Coinbase Bug

Coinbase Smart Contract Temporarily Allowed Unlimited ETH Withdrawals

Mar 23, 2018, 8:45PM
1 min, 48 sec READ

A bug discovered by the VI Company in a Coinbase Smart Contract could have allowed a user to use faulty wallets to repeatedly drain every last ETH from Coinbase´s ETH reserves.

Coinbase, one of the biggest names in the US crypto market temporarily suffered a smart contract bug that could have lost the company millions of dollars in ETH. The Dutch security firm VI Company recently discovered and reported the flaw. According to reports by VI, the bug was initially detected in December 2017, but was being studied in depth before being fixed to avoid any possibility of manipulation by malicious players.

Coinbase´s identity-oriented MO would have allowed them to identify any potential hackers. However, no attempts at exploiting the bug were reported by Coinbase.
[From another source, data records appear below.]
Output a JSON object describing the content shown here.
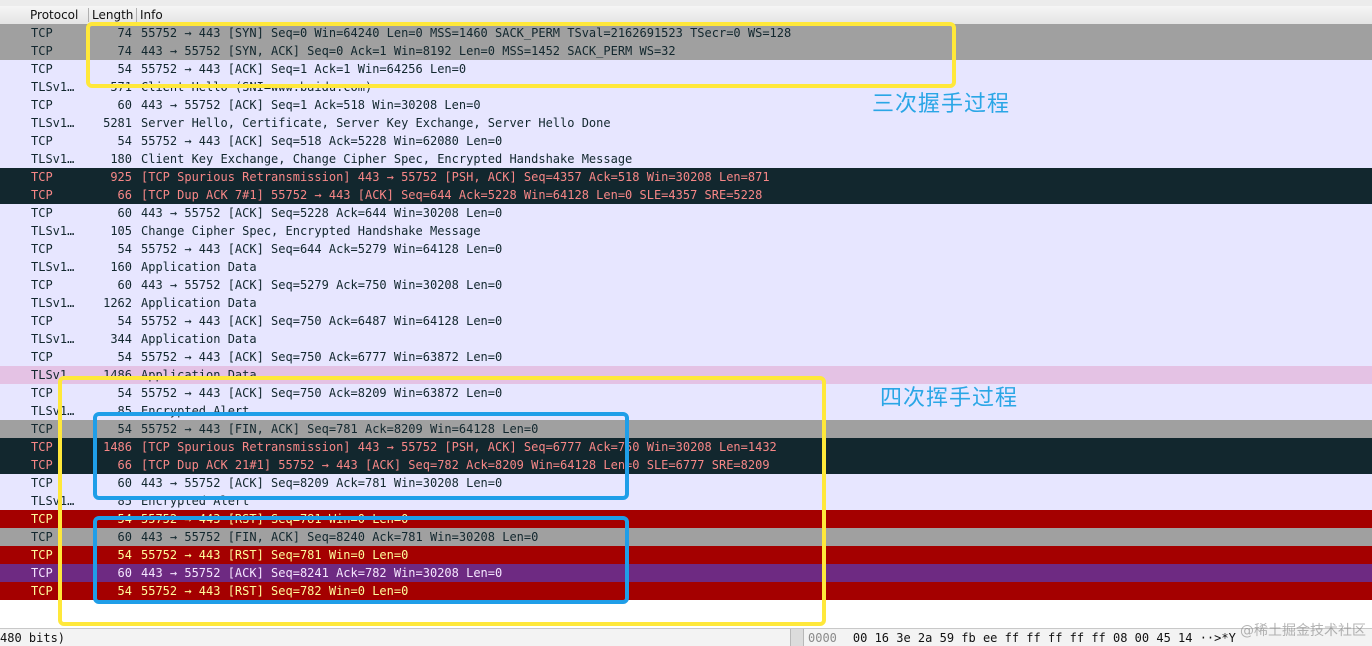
{
  "columns": {
    "protocol": "Protocol",
    "length": "Length",
    "info": "Info"
  },
  "packets": [
    {
      "protocol": "TCP",
      "length": "74",
      "info": "55752 → 443 [SYN] Seq=0 Win=64240 Len=0 MSS=1460 SACK_PERM TSval=2162691523 TSecr=0 WS=128",
      "style": "gray"
    },
    {
      "protocol": "TCP",
      "length": "74",
      "info": "443 → 55752 [SYN, ACK] Seq=0 Ack=1 Win=8192 Len=0 MSS=1452 SACK_PERM WS=32",
      "style": "gray"
    },
    {
      "protocol": "TCP",
      "length": "54",
      "info": "55752 → 443 [ACK] Seq=1 Ack=1 Win=64256 Len=0",
      "style": "lav"
    },
    {
      "protocol": "TLSv1…",
      "length": "571",
      "info": "Client Hello (SNI=www.baidu.com)",
      "style": "lav"
    },
    {
      "protocol": "TCP",
      "length": "60",
      "info": "443 → 55752 [ACK] Seq=1 Ack=518 Win=30208 Len=0",
      "style": "lav"
    },
    {
      "protocol": "TLSv1…",
      "length": "5281",
      "info": "Server Hello, Certificate, Server Key Exchange, Server Hello Done",
      "style": "lav"
    },
    {
      "protocol": "TCP",
      "length": "54",
      "info": "55752 → 443 [ACK] Seq=518 Ack=5228 Win=62080 Len=0",
      "style": "lav"
    },
    {
      "protocol": "TLSv1…",
      "length": "180",
      "info": "Client Key Exchange, Change Cipher Spec, Encrypted Handshake Message",
      "style": "lav"
    },
    {
      "protocol": "TCP",
      "length": "925",
      "info": "[TCP Spurious Retransmission] 443 → 55752 [PSH, ACK] Seq=4357 Ack=518 Win=30208 Len=871",
      "style": "dark"
    },
    {
      "protocol": "TCP",
      "length": "66",
      "info": "[TCP Dup ACK 7#1] 55752 → 443 [ACK] Seq=644 Ack=5228 Win=64128 Len=0 SLE=4357 SRE=5228",
      "style": "dark"
    },
    {
      "protocol": "TCP",
      "length": "60",
      "info": "443 → 55752 [ACK] Seq=5228 Ack=644 Win=30208 Len=0",
      "style": "lav"
    },
    {
      "protocol": "TLSv1…",
      "length": "105",
      "info": "Change Cipher Spec, Encrypted Handshake Message",
      "style": "lav"
    },
    {
      "protocol": "TCP",
      "length": "54",
      "info": "55752 → 443 [ACK] Seq=644 Ack=5279 Win=64128 Len=0",
      "style": "lav"
    },
    {
      "protocol": "TLSv1…",
      "length": "160",
      "info": "Application Data",
      "style": "lav"
    },
    {
      "protocol": "TCP",
      "length": "60",
      "info": "443 → 55752 [ACK] Seq=5279 Ack=750 Win=30208 Len=0",
      "style": "lav"
    },
    {
      "protocol": "TLSv1…",
      "length": "1262",
      "info": "Application Data",
      "style": "lav"
    },
    {
      "protocol": "TCP",
      "length": "54",
      "info": "55752 → 443 [ACK] Seq=750 Ack=6487 Win=64128 Len=0",
      "style": "lav"
    },
    {
      "protocol": "TLSv1…",
      "length": "344",
      "info": "Application Data",
      "style": "lav"
    },
    {
      "protocol": "TCP",
      "length": "54",
      "info": "55752 → 443 [ACK] Seq=750 Ack=6777 Win=63872 Len=0",
      "style": "lav"
    },
    {
      "protocol": "TLSv1…",
      "length": "1486",
      "info": "Application Data",
      "style": "pink"
    },
    {
      "protocol": "TCP",
      "length": "54",
      "info": "55752 → 443 [ACK] Seq=750 Ack=8209 Win=63872 Len=0",
      "style": "lav"
    },
    {
      "protocol": "TLSv1…",
      "length": "85",
      "info": "Encrypted Alert",
      "style": "lav"
    },
    {
      "protocol": "TCP",
      "length": "54",
      "info": "55752 → 443 [FIN, ACK] Seq=781 Ack=8209 Win=64128 Len=0",
      "style": "gray"
    },
    {
      "protocol": "TCP",
      "length": "1486",
      "info": "[TCP Spurious Retransmission] 443 → 55752 [PSH, ACK] Seq=6777 Ack=750 Win=30208 Len=1432",
      "style": "dark"
    },
    {
      "protocol": "TCP",
      "length": "66",
      "info": "[TCP Dup ACK 21#1] 55752 → 443 [ACK] Seq=782 Ack=8209 Win=64128 Len=0 SLE=6777 SRE=8209",
      "style": "dark"
    },
    {
      "protocol": "TCP",
      "length": "60",
      "info": "443 → 55752 [ACK] Seq=8209 Ack=781 Win=30208 Len=0",
      "style": "lav"
    },
    {
      "protocol": "TLSv1…",
      "length": "85",
      "info": "Encrypted Alert",
      "style": "lav"
    },
    {
      "protocol": "TCP",
      "length": "54",
      "info": "55752 → 443 [RST] Seq=781 Win=0 Len=0",
      "style": "red"
    },
    {
      "protocol": "TCP",
      "length": "60",
      "info": "443 → 55752 [FIN, ACK] Seq=8240 Ack=781 Win=30208 Len=0",
      "style": "gray"
    },
    {
      "protocol": "TCP",
      "length": "54",
      "info": "55752 → 443 [RST] Seq=781 Win=0 Len=0",
      "style": "red"
    },
    {
      "protocol": "TCP",
      "length": "60",
      "info": "443 → 55752 [ACK] Seq=8241 Ack=782 Win=30208 Len=0",
      "style": "purple"
    },
    {
      "protocol": "TCP",
      "length": "54",
      "info": "55752 → 443 [RST] Seq=782 Win=0 Len=0",
      "style": "red"
    }
  ],
  "annotations": {
    "handshake": "三次握手过程",
    "wave": "四次挥手过程"
  },
  "status": {
    "bits": "480 bits)",
    "hex_offset": "0000",
    "hex_bytes": "00 16 3e 2a 59 fb ee ff  ff ff ff ff 08 00 45 14",
    "hex_ascii": "··>*Y"
  },
  "watermark": "@稀土掘金技术社区",
  "colors": {
    "row_default": "#e7e6ff",
    "row_gray": "#a0a0a0",
    "row_dark": "#12272e",
    "row_red": "#a40000",
    "row_pink": "#e4c2e4",
    "row_purple": "#6e2a82",
    "box_yellow": "#ffe83a",
    "box_blue": "#1f9ee8",
    "annotation_text": "#2aa6e6"
  }
}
“The researchers noticed an issue with our ETH receiving code when receiving from a contract. This allowed sending of ETH to Coinbase to be credited even if the underlying contract execution failed. The issue was fixed by changing the contract handling logic. Analysis of the issue indicated only accidental loss for Coinbase and no exploitation attempts.” - Coinbase spokespersons via the HackerOne platform.

The VI Company used HackerOne to contact Coinbase and resolve the issue. HackerOne is an online platform where a commercial entity can communicate discretely with other companies to, among other things, disclose bugs they have discovered.

Blockchain specialist Jesse Lakerveld from The VI company declared:

“You can imagine that some companies might not be very happy if you post stuff like this in public. Luckily, a security class at the Hogeschool Rotterdam showed me the platform HackerOne and how it can help in these kinds of situations.”

To thank VI for this important discovery, and their discretion in reporting it, Coinbase awarded the Dutch company $10,000.

A bug like this on Coinbase, one of the biggest players in the crypto world, shows us that there is still plenty of work to be done to secure crypto exchanges and Smart Contracts from breaches. An error like this could potentially have cost Coinbase or its end-users many millions of dollars, as well as undermining the public´s trust in Smart Contract technologies: after all, it has happened before.

Disclaimer: information contained herein is provided without considering your personal circumstances, therefore should not be construed as financial advice, investment recommendation or an offer of, or solicitation for, any transactions in cryptocurrencies.